**RECORDS FOR PROCESSING**.
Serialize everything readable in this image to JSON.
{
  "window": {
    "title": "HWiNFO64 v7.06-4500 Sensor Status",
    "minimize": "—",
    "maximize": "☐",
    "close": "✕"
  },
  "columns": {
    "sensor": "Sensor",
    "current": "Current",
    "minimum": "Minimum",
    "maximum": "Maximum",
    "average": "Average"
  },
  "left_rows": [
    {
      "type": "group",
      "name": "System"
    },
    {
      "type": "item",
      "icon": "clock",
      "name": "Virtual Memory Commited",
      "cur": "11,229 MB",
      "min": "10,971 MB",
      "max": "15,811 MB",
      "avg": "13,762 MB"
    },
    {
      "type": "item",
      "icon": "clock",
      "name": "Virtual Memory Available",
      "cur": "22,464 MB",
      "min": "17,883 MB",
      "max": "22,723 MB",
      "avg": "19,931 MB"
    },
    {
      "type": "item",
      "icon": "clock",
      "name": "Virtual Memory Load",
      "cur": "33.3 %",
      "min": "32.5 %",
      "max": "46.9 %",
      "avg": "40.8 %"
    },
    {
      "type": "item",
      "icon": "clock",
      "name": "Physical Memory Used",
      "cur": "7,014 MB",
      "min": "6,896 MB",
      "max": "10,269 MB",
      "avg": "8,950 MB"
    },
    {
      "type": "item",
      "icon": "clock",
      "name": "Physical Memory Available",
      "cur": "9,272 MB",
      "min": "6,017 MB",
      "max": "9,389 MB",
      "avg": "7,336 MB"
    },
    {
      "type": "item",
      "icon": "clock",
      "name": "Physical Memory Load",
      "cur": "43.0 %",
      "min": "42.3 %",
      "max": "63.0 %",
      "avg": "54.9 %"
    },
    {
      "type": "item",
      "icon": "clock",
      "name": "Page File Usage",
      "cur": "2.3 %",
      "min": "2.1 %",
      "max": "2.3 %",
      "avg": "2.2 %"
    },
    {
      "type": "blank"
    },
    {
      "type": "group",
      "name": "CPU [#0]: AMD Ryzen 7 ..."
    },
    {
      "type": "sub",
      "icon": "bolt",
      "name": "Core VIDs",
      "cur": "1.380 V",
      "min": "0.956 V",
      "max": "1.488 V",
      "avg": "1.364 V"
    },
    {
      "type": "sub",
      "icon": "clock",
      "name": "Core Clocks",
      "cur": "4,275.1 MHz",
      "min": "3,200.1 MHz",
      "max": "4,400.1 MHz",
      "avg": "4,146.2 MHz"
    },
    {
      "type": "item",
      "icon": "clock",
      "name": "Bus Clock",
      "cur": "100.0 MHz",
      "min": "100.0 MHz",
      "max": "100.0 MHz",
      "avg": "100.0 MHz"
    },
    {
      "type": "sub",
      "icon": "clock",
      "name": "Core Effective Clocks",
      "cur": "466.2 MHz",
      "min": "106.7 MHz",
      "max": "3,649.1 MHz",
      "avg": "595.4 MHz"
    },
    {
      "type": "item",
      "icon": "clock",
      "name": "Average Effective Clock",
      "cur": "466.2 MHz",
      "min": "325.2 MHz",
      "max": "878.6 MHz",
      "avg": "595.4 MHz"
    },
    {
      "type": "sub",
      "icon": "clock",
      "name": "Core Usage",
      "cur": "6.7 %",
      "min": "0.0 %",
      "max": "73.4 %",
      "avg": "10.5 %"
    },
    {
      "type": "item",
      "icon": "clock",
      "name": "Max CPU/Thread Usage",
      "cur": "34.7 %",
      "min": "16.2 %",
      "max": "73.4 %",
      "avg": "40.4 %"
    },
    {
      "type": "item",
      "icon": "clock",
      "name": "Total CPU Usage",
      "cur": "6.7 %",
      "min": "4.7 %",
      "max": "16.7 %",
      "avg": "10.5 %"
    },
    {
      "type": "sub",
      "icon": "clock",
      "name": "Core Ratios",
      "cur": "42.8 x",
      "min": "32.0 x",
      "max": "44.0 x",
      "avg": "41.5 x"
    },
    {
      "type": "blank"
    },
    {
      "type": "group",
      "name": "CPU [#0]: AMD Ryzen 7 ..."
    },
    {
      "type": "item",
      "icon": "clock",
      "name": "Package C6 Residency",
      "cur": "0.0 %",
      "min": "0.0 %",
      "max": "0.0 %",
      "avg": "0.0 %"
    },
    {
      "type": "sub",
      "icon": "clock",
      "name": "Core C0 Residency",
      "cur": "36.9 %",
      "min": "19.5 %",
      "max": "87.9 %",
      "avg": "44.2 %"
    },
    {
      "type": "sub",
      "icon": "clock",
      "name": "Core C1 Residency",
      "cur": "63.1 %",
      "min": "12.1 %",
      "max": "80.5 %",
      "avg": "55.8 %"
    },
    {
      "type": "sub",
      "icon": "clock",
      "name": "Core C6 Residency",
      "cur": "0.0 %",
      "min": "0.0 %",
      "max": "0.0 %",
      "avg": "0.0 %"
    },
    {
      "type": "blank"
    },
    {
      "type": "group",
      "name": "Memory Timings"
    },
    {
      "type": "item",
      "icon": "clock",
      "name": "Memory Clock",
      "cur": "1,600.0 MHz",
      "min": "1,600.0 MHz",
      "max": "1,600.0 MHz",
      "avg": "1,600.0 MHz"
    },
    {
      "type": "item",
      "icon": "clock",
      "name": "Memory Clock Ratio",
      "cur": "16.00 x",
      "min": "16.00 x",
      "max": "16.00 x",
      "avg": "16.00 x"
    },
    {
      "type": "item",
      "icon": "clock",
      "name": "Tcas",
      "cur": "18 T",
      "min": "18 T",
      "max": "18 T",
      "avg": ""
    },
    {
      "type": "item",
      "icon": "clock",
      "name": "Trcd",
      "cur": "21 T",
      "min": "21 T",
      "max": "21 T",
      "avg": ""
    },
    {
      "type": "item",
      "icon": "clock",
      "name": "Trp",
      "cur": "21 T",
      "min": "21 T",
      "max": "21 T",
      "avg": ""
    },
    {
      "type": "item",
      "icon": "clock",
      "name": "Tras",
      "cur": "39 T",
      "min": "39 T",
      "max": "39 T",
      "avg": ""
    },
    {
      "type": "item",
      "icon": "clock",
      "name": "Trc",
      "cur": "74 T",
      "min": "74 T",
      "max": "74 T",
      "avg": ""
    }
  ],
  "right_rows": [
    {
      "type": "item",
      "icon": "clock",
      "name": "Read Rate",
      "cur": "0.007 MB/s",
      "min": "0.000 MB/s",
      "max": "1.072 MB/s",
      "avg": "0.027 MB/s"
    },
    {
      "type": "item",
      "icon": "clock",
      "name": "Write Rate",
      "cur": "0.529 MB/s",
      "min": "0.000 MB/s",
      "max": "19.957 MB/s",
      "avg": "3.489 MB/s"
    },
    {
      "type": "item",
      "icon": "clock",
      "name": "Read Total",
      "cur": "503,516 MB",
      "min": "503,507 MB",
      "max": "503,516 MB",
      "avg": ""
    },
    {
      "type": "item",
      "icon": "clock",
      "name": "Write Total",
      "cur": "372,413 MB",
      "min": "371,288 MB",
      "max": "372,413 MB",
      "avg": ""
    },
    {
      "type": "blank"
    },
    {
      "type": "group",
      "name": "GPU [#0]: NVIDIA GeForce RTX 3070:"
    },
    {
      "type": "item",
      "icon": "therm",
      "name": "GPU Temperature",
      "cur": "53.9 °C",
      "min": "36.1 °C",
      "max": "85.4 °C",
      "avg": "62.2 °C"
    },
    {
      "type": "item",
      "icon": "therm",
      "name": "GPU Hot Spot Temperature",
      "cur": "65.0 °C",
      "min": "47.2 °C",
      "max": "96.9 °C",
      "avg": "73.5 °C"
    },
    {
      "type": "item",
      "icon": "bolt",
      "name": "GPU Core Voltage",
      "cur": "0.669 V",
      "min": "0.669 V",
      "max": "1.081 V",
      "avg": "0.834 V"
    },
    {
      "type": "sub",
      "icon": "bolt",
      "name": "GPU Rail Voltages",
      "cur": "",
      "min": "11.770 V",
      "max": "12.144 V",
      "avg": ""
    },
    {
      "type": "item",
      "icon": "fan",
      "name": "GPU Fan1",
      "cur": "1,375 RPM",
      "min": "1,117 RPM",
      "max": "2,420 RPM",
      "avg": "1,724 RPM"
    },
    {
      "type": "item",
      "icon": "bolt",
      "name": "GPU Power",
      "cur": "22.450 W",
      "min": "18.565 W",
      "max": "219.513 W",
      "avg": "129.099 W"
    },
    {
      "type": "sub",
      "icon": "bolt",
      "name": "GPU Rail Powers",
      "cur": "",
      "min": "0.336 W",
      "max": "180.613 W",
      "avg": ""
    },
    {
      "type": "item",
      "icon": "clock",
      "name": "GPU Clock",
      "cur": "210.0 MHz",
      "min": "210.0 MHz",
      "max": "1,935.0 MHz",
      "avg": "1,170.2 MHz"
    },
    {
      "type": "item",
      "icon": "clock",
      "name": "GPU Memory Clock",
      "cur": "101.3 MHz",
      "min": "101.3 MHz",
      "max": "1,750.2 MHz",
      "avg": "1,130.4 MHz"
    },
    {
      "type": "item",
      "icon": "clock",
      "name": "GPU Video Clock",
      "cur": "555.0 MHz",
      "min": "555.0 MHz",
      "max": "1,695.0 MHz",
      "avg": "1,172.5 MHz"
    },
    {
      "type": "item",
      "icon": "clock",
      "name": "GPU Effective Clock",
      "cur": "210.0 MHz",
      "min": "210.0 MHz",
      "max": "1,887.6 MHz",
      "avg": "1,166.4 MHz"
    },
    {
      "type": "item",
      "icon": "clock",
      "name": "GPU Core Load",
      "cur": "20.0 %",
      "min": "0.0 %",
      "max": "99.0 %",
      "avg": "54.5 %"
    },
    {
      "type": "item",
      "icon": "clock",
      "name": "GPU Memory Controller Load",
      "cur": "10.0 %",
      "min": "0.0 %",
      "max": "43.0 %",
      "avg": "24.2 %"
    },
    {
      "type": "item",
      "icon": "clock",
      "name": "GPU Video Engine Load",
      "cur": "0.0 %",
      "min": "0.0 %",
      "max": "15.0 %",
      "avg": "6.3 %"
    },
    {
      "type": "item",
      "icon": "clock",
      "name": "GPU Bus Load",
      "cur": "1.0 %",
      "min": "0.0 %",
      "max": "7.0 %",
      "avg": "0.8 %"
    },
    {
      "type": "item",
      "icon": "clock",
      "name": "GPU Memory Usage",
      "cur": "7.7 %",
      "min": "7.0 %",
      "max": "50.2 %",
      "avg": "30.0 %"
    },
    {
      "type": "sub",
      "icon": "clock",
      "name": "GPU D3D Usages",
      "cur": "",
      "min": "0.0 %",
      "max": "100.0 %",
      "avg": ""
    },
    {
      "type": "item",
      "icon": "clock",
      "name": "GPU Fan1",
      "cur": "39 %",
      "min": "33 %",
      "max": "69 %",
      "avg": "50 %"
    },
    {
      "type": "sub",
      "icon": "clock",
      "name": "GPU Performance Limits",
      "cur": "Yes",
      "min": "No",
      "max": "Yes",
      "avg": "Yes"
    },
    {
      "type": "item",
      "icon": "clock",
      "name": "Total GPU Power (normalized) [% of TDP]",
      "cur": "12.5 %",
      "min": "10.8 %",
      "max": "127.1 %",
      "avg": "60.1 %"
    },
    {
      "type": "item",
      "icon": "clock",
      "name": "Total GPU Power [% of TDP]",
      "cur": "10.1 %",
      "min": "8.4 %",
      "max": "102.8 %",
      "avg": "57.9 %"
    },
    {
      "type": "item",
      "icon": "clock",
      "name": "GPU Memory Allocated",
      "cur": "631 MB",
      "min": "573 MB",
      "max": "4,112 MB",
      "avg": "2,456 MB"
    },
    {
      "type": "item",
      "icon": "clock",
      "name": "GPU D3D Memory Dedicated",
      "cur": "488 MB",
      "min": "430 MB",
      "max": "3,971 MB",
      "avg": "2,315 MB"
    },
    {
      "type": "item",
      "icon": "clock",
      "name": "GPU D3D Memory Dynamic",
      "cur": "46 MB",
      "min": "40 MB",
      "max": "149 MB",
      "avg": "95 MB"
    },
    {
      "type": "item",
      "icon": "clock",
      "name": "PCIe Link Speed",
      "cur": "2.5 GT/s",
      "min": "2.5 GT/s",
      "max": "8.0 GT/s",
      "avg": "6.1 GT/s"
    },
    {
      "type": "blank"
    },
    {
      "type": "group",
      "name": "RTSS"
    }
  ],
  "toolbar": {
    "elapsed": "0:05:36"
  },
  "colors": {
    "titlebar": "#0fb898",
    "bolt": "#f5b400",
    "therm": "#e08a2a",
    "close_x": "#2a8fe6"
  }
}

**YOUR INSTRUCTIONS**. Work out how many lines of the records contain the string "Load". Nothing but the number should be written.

**WRITTEN ANSWER**. 6